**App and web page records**

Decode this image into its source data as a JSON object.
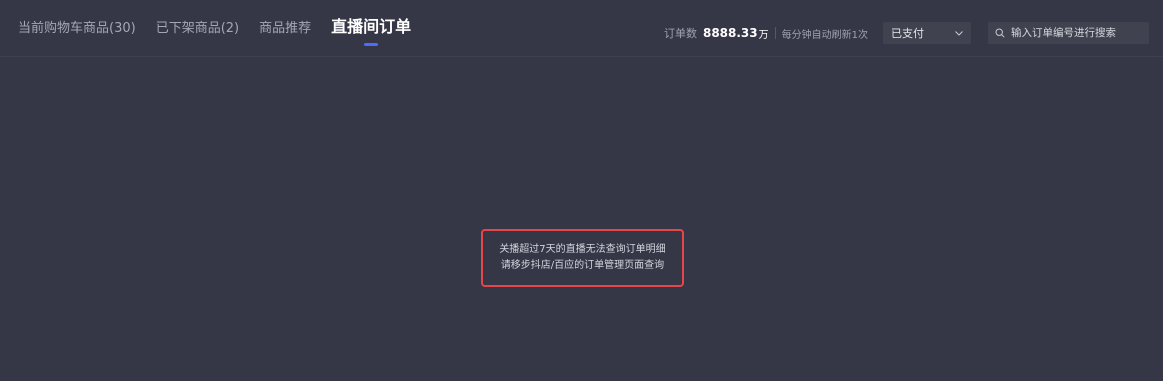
{
  "tabs": [
    {
      "label": "当前购物车商品(30)",
      "active": false
    },
    {
      "label": "已下架商品(2)",
      "active": false
    },
    {
      "label": "商品推荐",
      "active": false
    },
    {
      "label": "直播间订单",
      "active": true
    }
  ],
  "toolbar": {
    "order_count_label": "订单数",
    "order_count_value": "8888.33",
    "order_count_unit": "万",
    "refresh_note": "每分钟自动刷新1次",
    "status_selected": "已支付",
    "search_placeholder": "输入订单编号进行搜索"
  },
  "notice": {
    "line1": "关播超过7天的直播无法查询订单明细",
    "line2": "请移步抖店/百应的订单管理页面查询"
  },
  "colors": {
    "background": "#353646",
    "active_underline": "#4a6cff",
    "notice_border": "#e6454a"
  },
  "icons": {
    "select_chevron": "chevron-down-icon",
    "search": "search-icon"
  }
}
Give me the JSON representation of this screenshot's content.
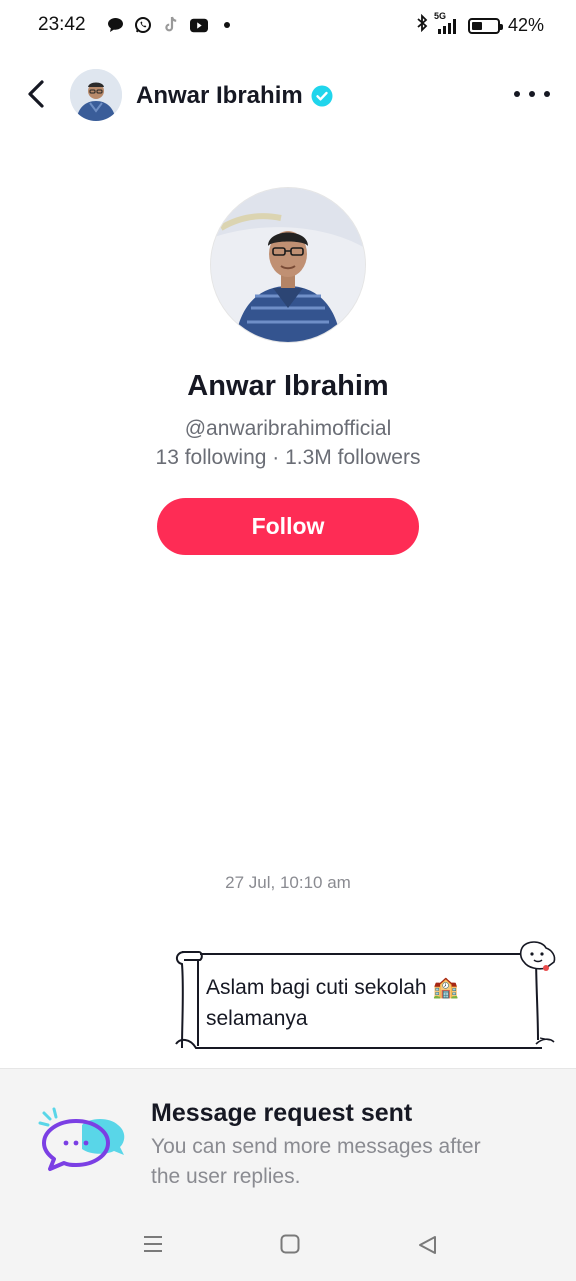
{
  "status_bar": {
    "time": "23:42",
    "battery_percent": "42%",
    "battery_level": 0.42,
    "network": "5G",
    "icons": [
      "chat-bubble-icon",
      "whatsapp-icon",
      "tiktok-icon",
      "youtube-icon",
      "dot-icon",
      "bluetooth-icon",
      "signal-icon",
      "battery-icon"
    ]
  },
  "header": {
    "name": "Anwar Ibrahim",
    "verified": true,
    "icons": [
      "back-arrow-icon",
      "verified-badge-icon",
      "more-icon"
    ]
  },
  "profile": {
    "name": "Anwar Ibrahim",
    "handle": "@anwaribrahimofficial",
    "stats": "13 following · 1.3M followers",
    "follow_label": "Follow"
  },
  "chat": {
    "timestamp": "27 Jul, 10:10 am",
    "message": "Aslam bagi cuti sekolah 🏫 selamanya"
  },
  "request": {
    "title": "Message request sent",
    "subtitle": "You can send more messages after the user replies."
  },
  "colors": {
    "accent": "#fe2c55",
    "verified": "#20d5ec",
    "request_icon_purple": "#7b3fe4",
    "request_icon_cyan": "#59d6e8"
  },
  "nav": {
    "icons": [
      "menu-icon",
      "home-square-icon",
      "back-triangle-icon"
    ]
  }
}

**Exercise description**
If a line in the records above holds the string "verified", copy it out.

**Answer for this exercise**
    "verified": true,
      "verified-badge-icon",
    "verified": "#20d5ec",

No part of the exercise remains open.